“As we worked on this budget proposal together, it became clear that public safety involves security in many areas of life. There’s no question the police budget eats up a huge portion of the pie. That’s where we start in appropriating dollars toward other services and programs.”

At the top of the Care First Budget is housing security. Layered by the homelessness crisis facing the greater Los Angeles area, South Pasadena’s own housing affordability crisis must be curbed. More than half of the city is comprised of renters, a third of whom are rent burdened or paying half for more of their household income on rent. Additionally, a tidal wave of evictions is anticipated when tenants’ accumulated back rent comes due as eviction moratoria sunset.

“We are sharing many ideas to preserve existing affordable housing, add more affordable housing, protect and support tenants, and create a South Pasadena Homeless and Housing Resource Center,” said Anne Bagasao, co-founder of South Pasadena Tenants Union. “It is important for the city to fund dedicated staff positions to proactively pursue affordable housing strategies and protect renters.”

Some of the innovative highlights of the Care First Budget are to support and bring Black-owned businesses to South Pasadena and to establish a demonstration Guaranteed Income program. “It is far past time we reckon with the very real wealth gap that exists between white and Black residents,” said Fahren James, founder of Black Lives Matter South Pasadena. “From our town’s inception, white residents have had a distinct advantage in building wealth and commanding representation in city affairs, while Black residents have been shut out due to redlining, discrimination and racism.”

The youth of South Pasadena have also joined the Care First budget process. Some of the proposals to improve youth services in the city are to expand youth voting rights in local elections, make preschool and child care widely available and affordable, create youth jobs, and enhance mental health services. “Young people here are looking for more ways to get involved in the community, and we have many ideas about how to do it with the city’s support,” said Ava Dunville, a junior at South Pasadena High School.

Finally, the Care First budget proposal would boost funding for environment stewardship. “South Pasadena has adopted ambitious plans to improve the environment under its Green Plan and Climate Action Plan and to reduce auto use and the related environmental impacts by implementing complete streets,” said Michelle Hammond, local environmental activist. “Yet little has been done to actually implement these plans despite grant money from the county and various state and federal programs.” The City Council should adopt a Care First budget for the upcoming year that will achieve the following:

Address racial and economic inequalities as the city emerges from the pandemic in a strong fiscal position;

Create new positions within City Hall in the areas of housing, social services, environmental affairs, and transportation;
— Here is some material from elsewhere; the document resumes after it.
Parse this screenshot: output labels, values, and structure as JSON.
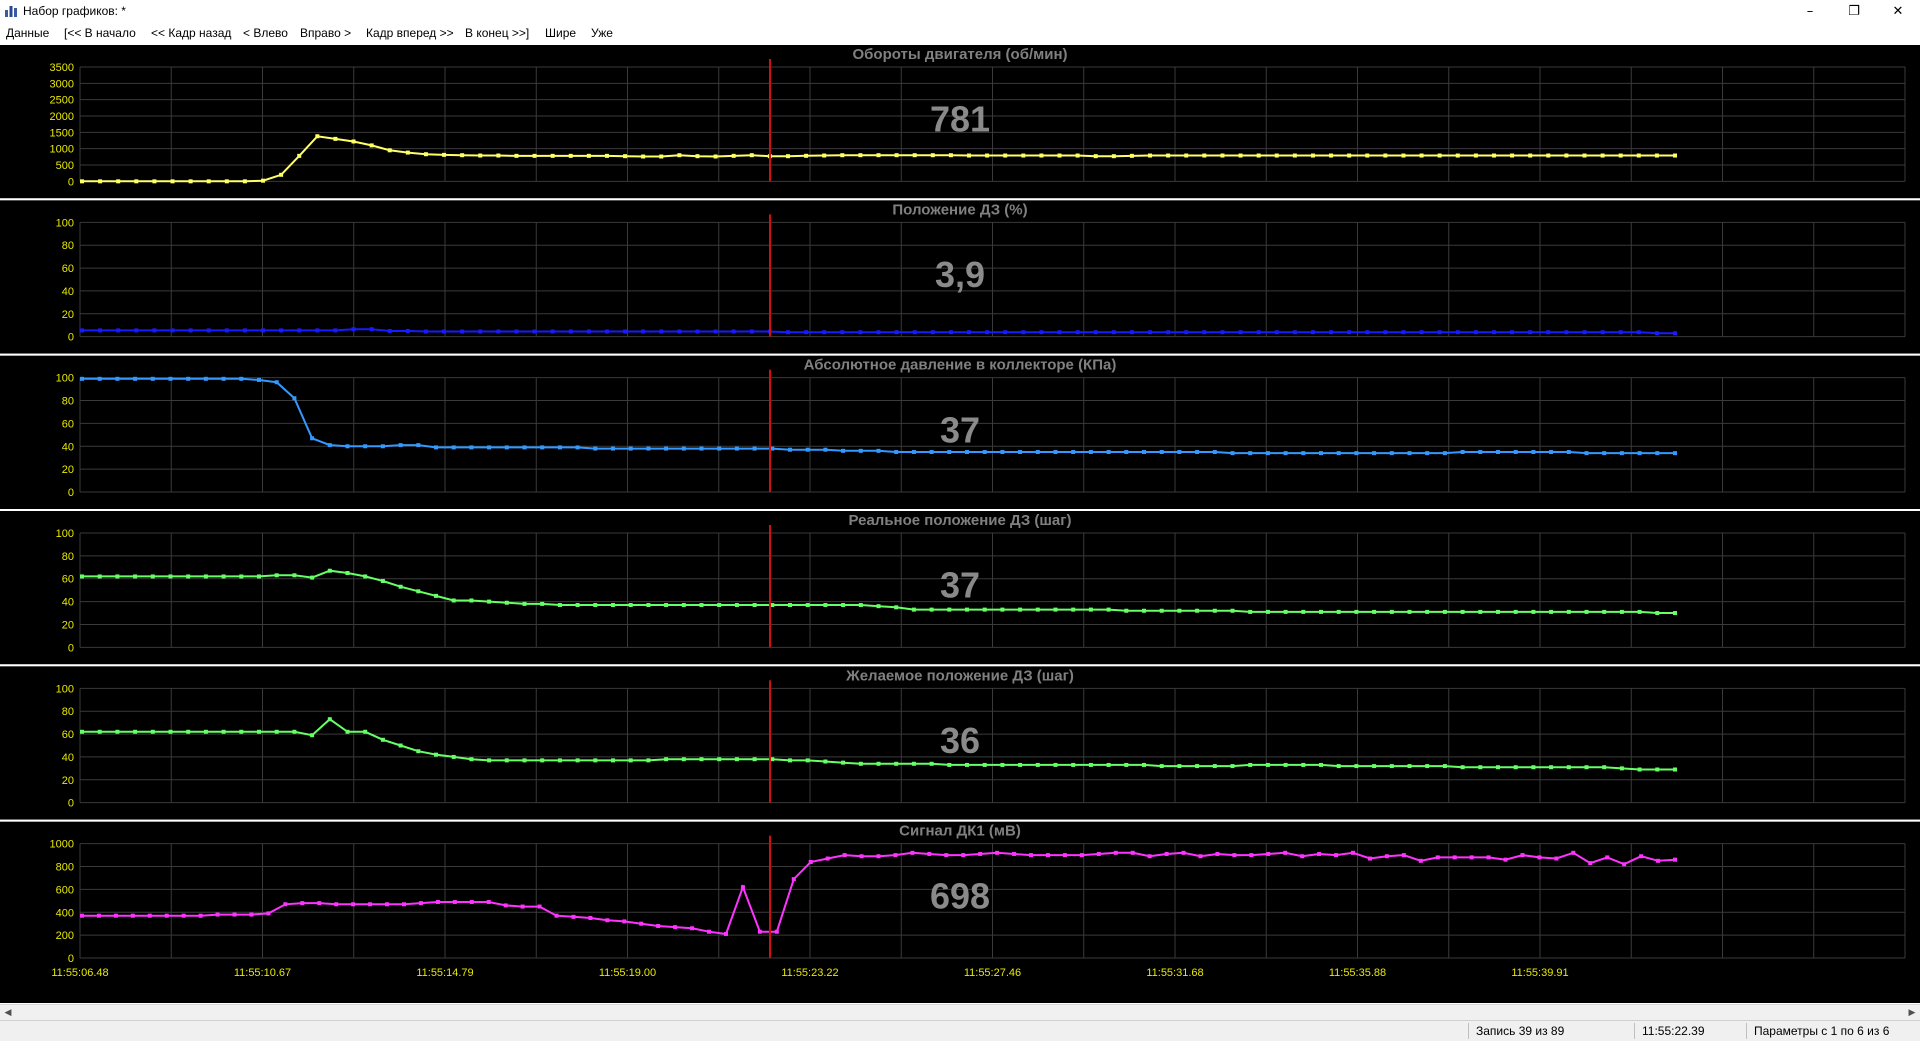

Reimagine public safety: Fund and launch a multi-city mental health crisis response program with city money instead of waiting for county or outside money; freeze growth of the police department; and

Direct funding through specific budget line items in six areas: (1) affordable housing, (2) homelessness, (3) racial equity in economic opportunity, (4) youth development, (5) the environment, and (6) transportation.

“We envision a city where everyone, regardless of race or wealth, can live and visit safely, with dignity and care for each other and the land we are on,” said Helen Tran, member of Care First South Pasadena.

Care First South Pasadena is a group of residents who joined together last year after the murder of George Floyd to reimagine how local resources can be used to improve public safety and well-being and reduce the need for policing.

Read the full Care First Budget 2021–2022 here.